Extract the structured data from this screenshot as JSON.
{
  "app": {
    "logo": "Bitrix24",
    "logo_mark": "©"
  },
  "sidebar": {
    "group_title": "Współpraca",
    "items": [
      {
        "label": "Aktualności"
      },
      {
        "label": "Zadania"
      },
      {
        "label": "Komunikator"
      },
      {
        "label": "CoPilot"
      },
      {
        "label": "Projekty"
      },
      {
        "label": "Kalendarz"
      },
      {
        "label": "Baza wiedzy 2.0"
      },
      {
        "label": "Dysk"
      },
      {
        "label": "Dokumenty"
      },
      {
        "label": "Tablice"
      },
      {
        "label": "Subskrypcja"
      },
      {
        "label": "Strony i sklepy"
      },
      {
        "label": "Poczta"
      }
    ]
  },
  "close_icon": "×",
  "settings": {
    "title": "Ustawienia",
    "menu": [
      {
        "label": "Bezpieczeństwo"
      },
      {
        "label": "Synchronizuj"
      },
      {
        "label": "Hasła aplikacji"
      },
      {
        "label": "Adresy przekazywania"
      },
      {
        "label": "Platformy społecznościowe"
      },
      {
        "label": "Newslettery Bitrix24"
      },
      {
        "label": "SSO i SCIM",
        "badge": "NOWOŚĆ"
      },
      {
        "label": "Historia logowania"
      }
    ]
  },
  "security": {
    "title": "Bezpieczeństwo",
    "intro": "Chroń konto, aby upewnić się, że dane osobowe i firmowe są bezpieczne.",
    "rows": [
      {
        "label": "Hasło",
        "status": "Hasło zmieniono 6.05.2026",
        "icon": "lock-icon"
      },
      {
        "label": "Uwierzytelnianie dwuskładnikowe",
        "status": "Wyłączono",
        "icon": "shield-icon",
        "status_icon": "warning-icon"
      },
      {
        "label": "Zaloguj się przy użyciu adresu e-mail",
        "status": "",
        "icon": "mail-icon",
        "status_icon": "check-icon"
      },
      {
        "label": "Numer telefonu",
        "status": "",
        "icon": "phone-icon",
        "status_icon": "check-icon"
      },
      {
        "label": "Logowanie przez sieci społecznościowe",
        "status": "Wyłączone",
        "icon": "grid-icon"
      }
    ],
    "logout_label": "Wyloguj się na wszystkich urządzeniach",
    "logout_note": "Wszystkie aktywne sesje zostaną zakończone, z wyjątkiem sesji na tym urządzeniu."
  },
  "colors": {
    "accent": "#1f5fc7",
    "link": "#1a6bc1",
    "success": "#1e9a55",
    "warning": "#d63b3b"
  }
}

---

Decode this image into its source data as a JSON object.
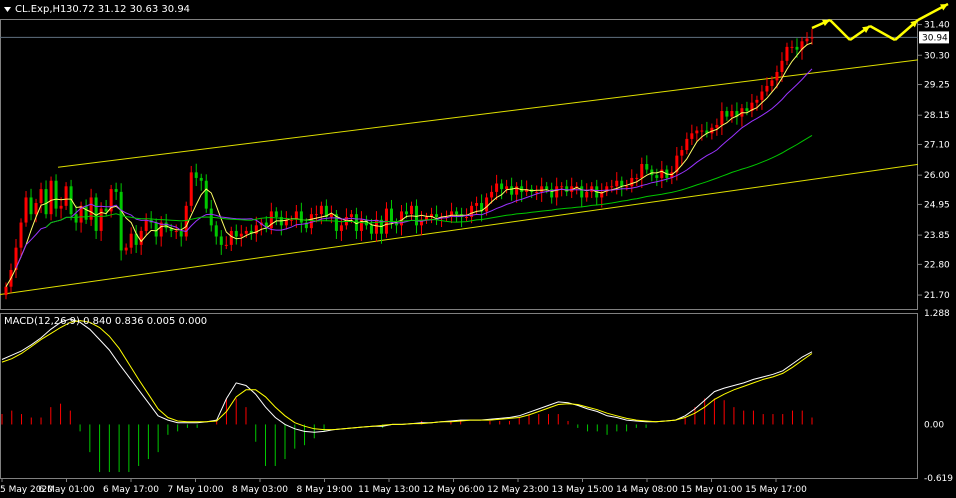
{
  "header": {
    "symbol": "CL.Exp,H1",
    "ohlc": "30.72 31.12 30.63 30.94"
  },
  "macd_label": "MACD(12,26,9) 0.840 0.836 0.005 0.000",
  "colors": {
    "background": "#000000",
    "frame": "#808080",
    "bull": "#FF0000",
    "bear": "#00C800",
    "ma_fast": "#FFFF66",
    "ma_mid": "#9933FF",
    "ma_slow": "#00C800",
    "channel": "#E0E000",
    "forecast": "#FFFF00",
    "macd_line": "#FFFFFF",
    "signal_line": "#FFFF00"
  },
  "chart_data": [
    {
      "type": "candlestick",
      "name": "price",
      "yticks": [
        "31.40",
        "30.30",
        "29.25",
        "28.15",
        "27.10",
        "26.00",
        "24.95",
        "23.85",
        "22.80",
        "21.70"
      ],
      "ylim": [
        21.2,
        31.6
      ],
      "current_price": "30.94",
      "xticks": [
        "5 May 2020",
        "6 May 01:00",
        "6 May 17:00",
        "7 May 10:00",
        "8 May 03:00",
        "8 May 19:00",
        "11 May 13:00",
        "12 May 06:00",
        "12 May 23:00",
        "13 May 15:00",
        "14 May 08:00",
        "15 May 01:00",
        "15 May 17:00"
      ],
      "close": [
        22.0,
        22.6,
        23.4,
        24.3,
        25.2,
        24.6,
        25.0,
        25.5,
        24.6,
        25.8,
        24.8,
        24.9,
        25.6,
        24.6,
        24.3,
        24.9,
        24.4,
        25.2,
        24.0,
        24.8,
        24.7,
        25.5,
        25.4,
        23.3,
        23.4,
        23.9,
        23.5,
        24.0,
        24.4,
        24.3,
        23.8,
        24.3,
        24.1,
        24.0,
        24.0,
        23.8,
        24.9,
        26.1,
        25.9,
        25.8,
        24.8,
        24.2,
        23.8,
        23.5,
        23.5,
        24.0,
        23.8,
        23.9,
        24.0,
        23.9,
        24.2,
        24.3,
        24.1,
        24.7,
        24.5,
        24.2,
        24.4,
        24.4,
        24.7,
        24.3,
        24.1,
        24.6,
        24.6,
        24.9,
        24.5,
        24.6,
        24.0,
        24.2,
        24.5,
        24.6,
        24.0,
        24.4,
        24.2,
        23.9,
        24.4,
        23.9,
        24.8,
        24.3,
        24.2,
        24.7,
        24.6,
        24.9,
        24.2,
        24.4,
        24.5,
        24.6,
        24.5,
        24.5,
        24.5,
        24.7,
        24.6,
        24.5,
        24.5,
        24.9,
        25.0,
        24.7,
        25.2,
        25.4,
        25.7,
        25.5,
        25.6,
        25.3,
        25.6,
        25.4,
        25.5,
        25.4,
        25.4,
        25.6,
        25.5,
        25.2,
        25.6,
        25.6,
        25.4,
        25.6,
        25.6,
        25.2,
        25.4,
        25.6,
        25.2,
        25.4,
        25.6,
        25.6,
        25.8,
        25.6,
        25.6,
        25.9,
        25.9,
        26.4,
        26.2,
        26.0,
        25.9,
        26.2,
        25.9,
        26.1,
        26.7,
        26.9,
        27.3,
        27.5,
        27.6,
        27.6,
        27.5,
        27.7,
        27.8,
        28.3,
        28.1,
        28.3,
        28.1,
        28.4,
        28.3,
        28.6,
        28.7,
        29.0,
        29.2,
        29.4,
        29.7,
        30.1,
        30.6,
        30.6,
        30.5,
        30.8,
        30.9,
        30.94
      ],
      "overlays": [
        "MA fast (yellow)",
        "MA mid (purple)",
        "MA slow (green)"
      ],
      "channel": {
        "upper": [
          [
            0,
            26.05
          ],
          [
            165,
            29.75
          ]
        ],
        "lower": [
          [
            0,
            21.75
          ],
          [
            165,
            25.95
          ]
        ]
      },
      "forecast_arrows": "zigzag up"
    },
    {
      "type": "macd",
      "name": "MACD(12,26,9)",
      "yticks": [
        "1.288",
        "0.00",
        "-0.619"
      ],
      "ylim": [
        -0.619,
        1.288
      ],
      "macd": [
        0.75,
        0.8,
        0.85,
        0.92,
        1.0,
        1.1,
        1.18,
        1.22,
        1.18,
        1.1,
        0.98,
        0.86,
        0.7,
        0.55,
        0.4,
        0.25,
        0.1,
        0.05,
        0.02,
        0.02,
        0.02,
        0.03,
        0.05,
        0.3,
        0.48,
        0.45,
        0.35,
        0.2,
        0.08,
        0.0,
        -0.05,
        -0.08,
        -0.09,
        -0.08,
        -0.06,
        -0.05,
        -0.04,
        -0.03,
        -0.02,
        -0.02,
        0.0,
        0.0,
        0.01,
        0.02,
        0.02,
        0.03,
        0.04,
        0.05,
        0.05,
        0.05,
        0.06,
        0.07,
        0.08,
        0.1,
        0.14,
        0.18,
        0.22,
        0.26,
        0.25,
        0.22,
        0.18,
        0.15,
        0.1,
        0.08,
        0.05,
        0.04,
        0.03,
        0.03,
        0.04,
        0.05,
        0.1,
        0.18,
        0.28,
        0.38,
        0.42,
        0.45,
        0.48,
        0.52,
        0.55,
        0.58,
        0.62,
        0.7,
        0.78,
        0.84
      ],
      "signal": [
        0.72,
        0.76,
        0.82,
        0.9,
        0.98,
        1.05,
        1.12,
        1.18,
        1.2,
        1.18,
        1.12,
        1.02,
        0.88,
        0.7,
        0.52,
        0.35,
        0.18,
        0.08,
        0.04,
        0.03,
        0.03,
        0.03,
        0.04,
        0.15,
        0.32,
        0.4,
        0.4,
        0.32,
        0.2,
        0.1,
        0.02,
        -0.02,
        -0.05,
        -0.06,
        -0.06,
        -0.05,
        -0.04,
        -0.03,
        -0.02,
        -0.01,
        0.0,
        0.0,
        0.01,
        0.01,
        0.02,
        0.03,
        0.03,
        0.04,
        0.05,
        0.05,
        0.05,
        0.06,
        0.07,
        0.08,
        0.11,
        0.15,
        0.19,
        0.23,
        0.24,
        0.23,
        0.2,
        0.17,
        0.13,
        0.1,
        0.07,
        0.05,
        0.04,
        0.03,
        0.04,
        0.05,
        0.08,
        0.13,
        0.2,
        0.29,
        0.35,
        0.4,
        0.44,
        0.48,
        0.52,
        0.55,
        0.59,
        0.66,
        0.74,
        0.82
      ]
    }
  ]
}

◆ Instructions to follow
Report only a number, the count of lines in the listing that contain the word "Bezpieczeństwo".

◆ Result of this task
2